Twitter anchors its roots so deeply in the lifestyle that even political turn overs are easily handled by the Tweets. This is being evident in many countries, especially during the Preident election in USA. Tense geopolitical exchanges are no longer confined to press briefings and closed-door meetings. Nowadays, many of them play out on Twitter.
In 2017, one such exchange happened when North Korea announced it had a nuclear missile capable of reaching parts of the US, raising the terrifying prospect of the isolated state starting a nuclear war. And Twitter was the primary medium through which the story developed.
From the beginning of the crisis until President Trump met the North Korean leader, Kim Jong-un, on June 30, 2019 – the first time a US President has met his North Korean counterpart – the world watched anxiously as tweets conveyed the highs and lows of the episode.
Notable moments included Mr Trump indirectly calling Mr Kim “short and fat”, as well as labelling him “little Rocket Man”. This was in response to Mr Kim calling him old. At the beginning of 2018, Mr Trump also tweeted “will someone from his depleted and food starved regime please inform Chairman Kim Jong-un that I too have a Nuclear Button, but it is a much bigger & more powerful one than his, and my Button works!”

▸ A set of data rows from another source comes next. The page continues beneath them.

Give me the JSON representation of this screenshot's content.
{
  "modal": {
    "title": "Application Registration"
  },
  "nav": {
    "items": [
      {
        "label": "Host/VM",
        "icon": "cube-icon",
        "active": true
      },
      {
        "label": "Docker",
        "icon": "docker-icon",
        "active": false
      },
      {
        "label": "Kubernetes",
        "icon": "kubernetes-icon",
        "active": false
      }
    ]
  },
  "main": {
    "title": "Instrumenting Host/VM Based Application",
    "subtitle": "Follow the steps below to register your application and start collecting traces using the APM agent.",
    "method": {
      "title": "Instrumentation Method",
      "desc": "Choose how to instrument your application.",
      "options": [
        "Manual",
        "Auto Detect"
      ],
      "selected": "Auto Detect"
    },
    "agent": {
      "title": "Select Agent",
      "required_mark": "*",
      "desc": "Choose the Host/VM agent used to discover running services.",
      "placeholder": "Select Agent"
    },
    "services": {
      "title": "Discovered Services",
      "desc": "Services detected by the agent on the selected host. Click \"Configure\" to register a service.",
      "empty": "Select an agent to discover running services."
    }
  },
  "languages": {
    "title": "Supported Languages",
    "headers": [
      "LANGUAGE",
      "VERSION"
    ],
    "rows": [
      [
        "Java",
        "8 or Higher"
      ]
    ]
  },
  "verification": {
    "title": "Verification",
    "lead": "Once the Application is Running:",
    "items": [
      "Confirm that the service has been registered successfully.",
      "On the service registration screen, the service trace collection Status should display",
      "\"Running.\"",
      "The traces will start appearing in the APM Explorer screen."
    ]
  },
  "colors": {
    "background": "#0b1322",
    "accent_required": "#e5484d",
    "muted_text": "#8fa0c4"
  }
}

Twitter is also used by Iran’s Supreme Leader, Ayatollah Ali Khamenei, to spread his ideology and attack other countries. This can include threatening to “uproot” Israel, which he describes as a “cancerous tumour”. Sometimes, such propaganda is not even disseminated by real humans. The Iranian regime has reportedly used fake Twitter accounts, or bots, to spread such material.
Political figures have also used Twitter to spread misleading information about Covid-19. After a fake-news investigation in early October, the platform was forced to take down the accounts of 16 high-profile supporters of Brazilian President Jair Bolsonaro.
When politicians misjudge tweets, they can also invite swift ridicule. A well-remembered example occurred during Canadian Prime Minister Justin Trudeau’s visit to India, when he uploaded an image of him in lavish traditional Indian clothing, including a turban. The famously politically correct leader was derided by his critics for misunderstanding modern India and even cultural appropriation.
But most people think that when managed wisely, Twitter is a powerful tool to connect with the society or being social. With much of recent years’ great power tension conducted over Twitter, it is worth considering whether a username and password are the new nuclear codes. And whether a pocketed iPhone is the new ‘football’.
The most important aspect of a US president’s handover to their successor – though the details are never publicised – is the transfer of codes to authorise a nuclear strike. In the US, these codes are contained in a briefcase, known as the “football”, which is carried by a military aide who never leaves the President’s side.
There is, of course, no replacing the catastrophic power of nuclear weapons. But politicians – and Twitter itself – should remember the incredible new power they now wield.